“What is striking about the Randall Preserve and this area of the Tehachapis is not only its rugged beauty, but also its unique topography. It goes from these very high elevations where you can see snow, all the way down to the Mojave desert and the Central Valley, and everything in between,” said Mike Sweeney, Executive Director of The Nature Conservancy in California. “This preserve will also ensure a much-needed corridor for wildlife, like endangered mountain lions to the south, so they can mix and move, migrate and adapt.”
“Preserving open space has long been a passion of ours,” said Frank Randall. “Once it’s gone, it’s gone. This area was under threat, but together with The Nature Conservancy, we’re doing everything we can to make sure this beautiful and ecologically diverse part of our state can stand the test of time for generations to come.”
According to information on the Nature Conservancy website, Frank and Joan connected over a love of adventure and, after they were married, they went on to travel extensively, finding natural wonders from Antarctica to Tahiti. But as time went on, what they saw was troubling. “In my lifetime I have witnessed massive changes in the state of nature,” Frank said, “and time is not on our side.”
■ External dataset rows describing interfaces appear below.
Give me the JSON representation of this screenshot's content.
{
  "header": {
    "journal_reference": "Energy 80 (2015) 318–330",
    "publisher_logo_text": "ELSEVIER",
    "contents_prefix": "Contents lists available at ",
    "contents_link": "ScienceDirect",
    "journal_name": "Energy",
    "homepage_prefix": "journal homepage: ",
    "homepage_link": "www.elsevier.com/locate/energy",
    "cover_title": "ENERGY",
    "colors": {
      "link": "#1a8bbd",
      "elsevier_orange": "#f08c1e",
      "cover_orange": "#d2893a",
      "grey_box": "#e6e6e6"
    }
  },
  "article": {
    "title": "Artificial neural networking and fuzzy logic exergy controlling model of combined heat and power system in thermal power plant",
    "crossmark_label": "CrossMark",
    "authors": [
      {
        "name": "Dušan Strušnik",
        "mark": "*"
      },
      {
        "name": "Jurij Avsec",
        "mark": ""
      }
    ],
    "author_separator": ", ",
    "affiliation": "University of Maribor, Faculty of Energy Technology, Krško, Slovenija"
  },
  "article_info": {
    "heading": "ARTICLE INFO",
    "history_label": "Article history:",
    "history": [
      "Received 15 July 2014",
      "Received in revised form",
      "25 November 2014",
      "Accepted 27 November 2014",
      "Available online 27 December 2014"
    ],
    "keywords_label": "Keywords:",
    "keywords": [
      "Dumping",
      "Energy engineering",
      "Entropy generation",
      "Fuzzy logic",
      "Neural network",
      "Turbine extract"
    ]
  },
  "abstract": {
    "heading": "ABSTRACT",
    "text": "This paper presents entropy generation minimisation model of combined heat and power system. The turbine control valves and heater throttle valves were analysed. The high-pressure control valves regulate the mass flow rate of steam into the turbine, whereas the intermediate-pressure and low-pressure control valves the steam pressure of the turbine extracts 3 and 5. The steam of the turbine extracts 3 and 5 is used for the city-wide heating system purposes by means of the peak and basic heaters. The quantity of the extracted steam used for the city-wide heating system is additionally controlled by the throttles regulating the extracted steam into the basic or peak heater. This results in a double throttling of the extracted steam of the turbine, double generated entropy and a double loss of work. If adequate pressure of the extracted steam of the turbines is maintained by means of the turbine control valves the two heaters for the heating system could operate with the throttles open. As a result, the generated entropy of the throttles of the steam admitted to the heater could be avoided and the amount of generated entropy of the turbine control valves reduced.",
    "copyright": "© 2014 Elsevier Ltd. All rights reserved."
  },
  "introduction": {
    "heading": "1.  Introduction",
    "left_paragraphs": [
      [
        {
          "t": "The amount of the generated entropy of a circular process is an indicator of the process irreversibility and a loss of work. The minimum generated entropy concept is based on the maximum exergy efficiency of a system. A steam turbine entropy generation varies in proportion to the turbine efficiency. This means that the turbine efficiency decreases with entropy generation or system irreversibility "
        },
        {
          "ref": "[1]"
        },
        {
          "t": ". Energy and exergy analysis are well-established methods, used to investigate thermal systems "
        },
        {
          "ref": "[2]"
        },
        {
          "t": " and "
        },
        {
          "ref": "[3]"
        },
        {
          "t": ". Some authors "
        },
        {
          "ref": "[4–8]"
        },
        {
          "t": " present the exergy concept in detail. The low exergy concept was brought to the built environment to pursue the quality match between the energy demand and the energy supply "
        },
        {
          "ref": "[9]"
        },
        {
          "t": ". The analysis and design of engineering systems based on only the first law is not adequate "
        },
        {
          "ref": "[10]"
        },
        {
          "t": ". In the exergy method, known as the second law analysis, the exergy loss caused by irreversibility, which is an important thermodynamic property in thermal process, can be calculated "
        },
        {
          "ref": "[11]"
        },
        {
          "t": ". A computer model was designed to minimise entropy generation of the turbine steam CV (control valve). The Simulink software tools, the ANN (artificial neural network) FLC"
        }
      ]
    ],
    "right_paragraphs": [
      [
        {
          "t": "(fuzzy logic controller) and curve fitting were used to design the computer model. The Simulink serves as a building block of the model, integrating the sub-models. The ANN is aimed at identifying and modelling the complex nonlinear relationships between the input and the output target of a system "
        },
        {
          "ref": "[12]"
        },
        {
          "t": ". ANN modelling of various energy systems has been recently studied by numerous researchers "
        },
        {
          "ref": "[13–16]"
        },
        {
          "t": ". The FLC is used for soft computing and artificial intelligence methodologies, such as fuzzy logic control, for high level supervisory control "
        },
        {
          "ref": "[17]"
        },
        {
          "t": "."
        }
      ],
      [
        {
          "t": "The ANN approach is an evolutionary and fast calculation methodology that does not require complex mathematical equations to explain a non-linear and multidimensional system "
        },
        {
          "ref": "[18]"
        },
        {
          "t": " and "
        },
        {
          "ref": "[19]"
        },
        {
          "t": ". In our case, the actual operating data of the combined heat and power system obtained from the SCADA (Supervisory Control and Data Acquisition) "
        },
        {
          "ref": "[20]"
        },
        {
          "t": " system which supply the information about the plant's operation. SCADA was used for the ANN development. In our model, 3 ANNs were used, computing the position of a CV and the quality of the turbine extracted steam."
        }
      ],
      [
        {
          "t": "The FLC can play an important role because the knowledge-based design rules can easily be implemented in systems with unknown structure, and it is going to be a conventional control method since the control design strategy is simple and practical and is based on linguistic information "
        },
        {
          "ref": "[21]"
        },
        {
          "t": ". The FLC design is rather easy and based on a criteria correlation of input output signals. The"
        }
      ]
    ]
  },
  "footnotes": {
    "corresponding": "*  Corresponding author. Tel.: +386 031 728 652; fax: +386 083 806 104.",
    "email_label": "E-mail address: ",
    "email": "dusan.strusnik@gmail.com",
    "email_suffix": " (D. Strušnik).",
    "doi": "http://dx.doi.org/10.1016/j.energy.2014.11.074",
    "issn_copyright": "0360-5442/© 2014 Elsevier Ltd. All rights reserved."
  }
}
Throughout his career in commercial real estate development, Frank recognized the importance of preserving open space. He specialized in redeveloping malls and other retail centers in already urbanized areas in and around Los Angeles. “The preservation of open space has long been a passion of mine,” he explained. “Buildings can be removed, but land is never the same once it’s built on. Once open space is lost, it’s really lost for good.”
With this understanding, Frank and Joan dedicated themselves to conserving natural lands and, in 2021, they championed the protection of what is now TNC’s largest California preserve. The Frank and Joan Randall Preserve at the Tehachapi Mountains, which covers over 70,000 acres (the size of five Manhattans).
“Nature is resilient,” Frank said, “and by protecting critical areas like this one, we can give it the chance to adapt to change. But we’re also giving ourselves a chance at a better future.”
In addition to the Randalls’ generosity and commitment to conservation, the creation of the preserve was also funded by public and private donors, including the Wildlife Conservation Board, The Department of The Navy, CalTrans, Resources Legacy Fund, Sierra Nevada Conservancy, and the National Fish and Wildlife Foundation, as well as other generous donors.
To learn more about the Frank and Joan Randall Preserve at the Tehachapi Mountains, please visit: www.nature.org/randall preserve.